Some background: The Rothschild family was a powerful banking dynasty that started in the 1700s in Germany and became immensely wealthy, powerful, and politically influential in Europe. Some of the family were ardent Zionists, supported the Balfour Declaration, eastern European settlers in Palestine, bought thousands of acres of Ottoman land, and funded the infrastructure of the early state. You will find their names on street signs, buildings, and parks all over Israel. Hence the “never trust a….”
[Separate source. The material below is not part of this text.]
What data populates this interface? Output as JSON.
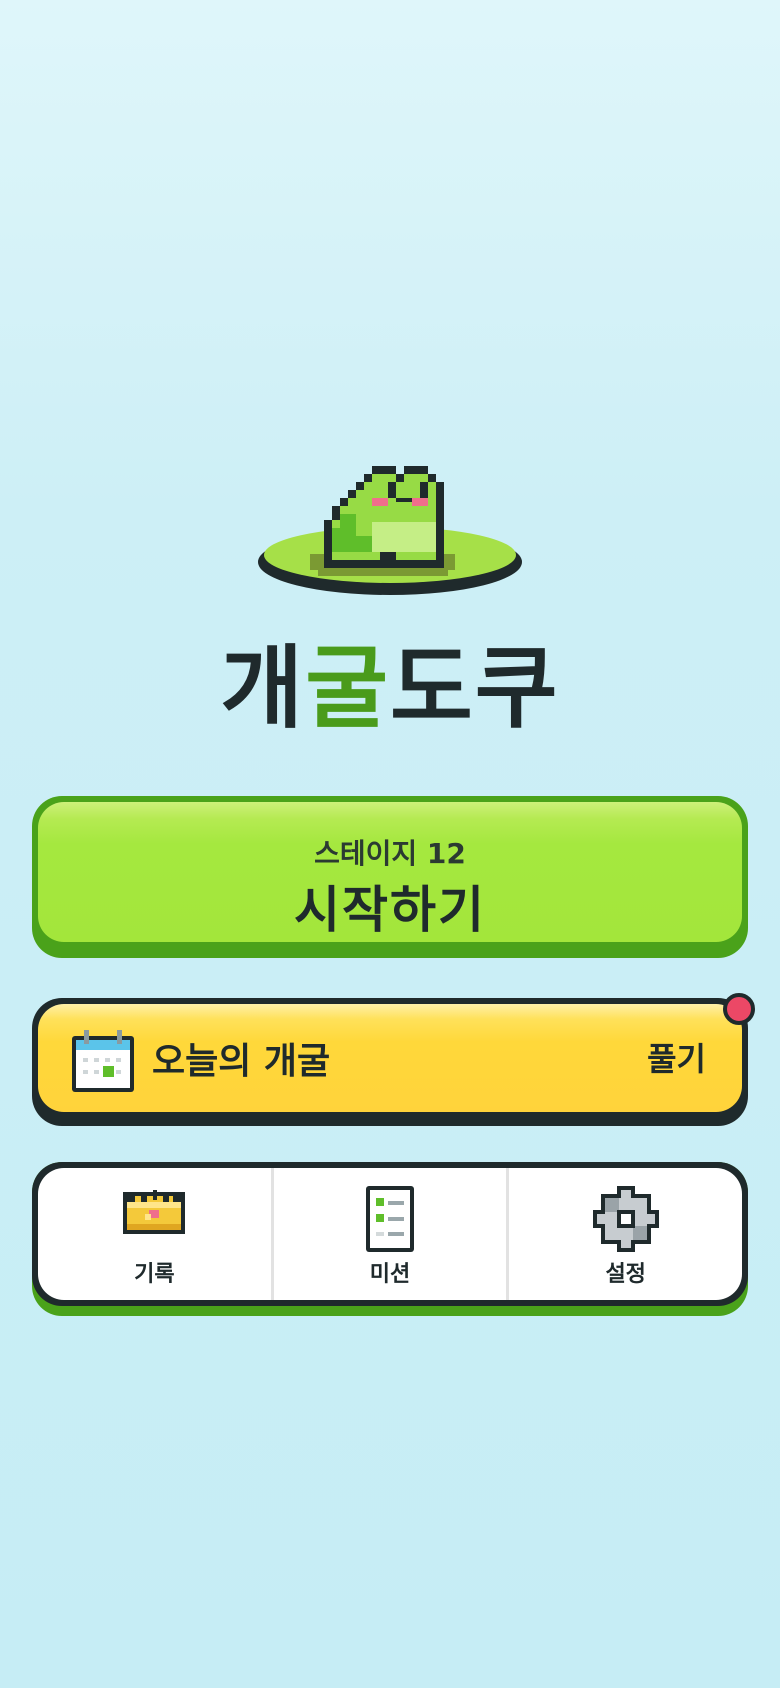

Well, sorry to disappoint, I come from the other side of the tracks. I hail from some tiny shtetl in Eastern Europe, my grandparents came to the Goldene Medina in steerage in the early 1900s, they lost the “s” at Ellis Island in the process of Americanization. My grandfather ran a tiny corner store in Williamsburg where he sold tobacco products; my other grandfather worked in a sweatshop. No money in anyone’s pockets. They lived in tenements a la the film Hester Street amongst the poorest immigrants and chaos of New York.
So my early Zionism and love of Israel did not come from my name, it came from growing up just post Nazi Holocaust in a family that bought the myth of the “light unto the nations,” kvelled at the early socialist leaning kibbutzim, and the uncritical idea that creating a place (that was essentially empty but for a few backward Bedouins) where Jews could finally be safe was a really good idea. Add seven years of Hebrew school, a Bat Mitzvah steeped in love of Israel, and a magical family trip when I was 14 and the deal was emotionally sealed.
But it gradually became clear to me that because I value the commitment in Judaism to justice and fighting for the oppressed, and because I was involved in other struggles against US military intervention and for women’s rights and health care reform, I began to question the pernicious roles of colonialism, imperialism, militarism, and racism. I began to understand that this “homeland” was far from empty, to see and grapple with the ongoing Palestinian Nakba; ultimately I could no longer support the policies of the State of Israel. Thus it is my responsibility to speak out against a state that claims to speak in my name, (however it is spelled), and because I am a citizen of the country that funds and politically supports much of that oppression.
So, even though I have an archetypal “Jewish name,” I do not have an archetypal Zionist Jewish brain. I make a major distinction between Judaism the religion and Zionism the political national movement and Israel the country. I now understand that the Zionism of Herzl and Ben Gurion and Jabotinsky and everyone who followed in their boots, is the fundamental problem; that there can be no justice and no safety when Jews are privileged and empowered over indigenous Palestinians who are equally deserving human beings. The victims have become the victimizers. I also do not act alone; I am part of a growing international community that is engaged in speaking out, supporting each other, and taking our cues from Palestinian civil society activists and the Israeli Jews who support them.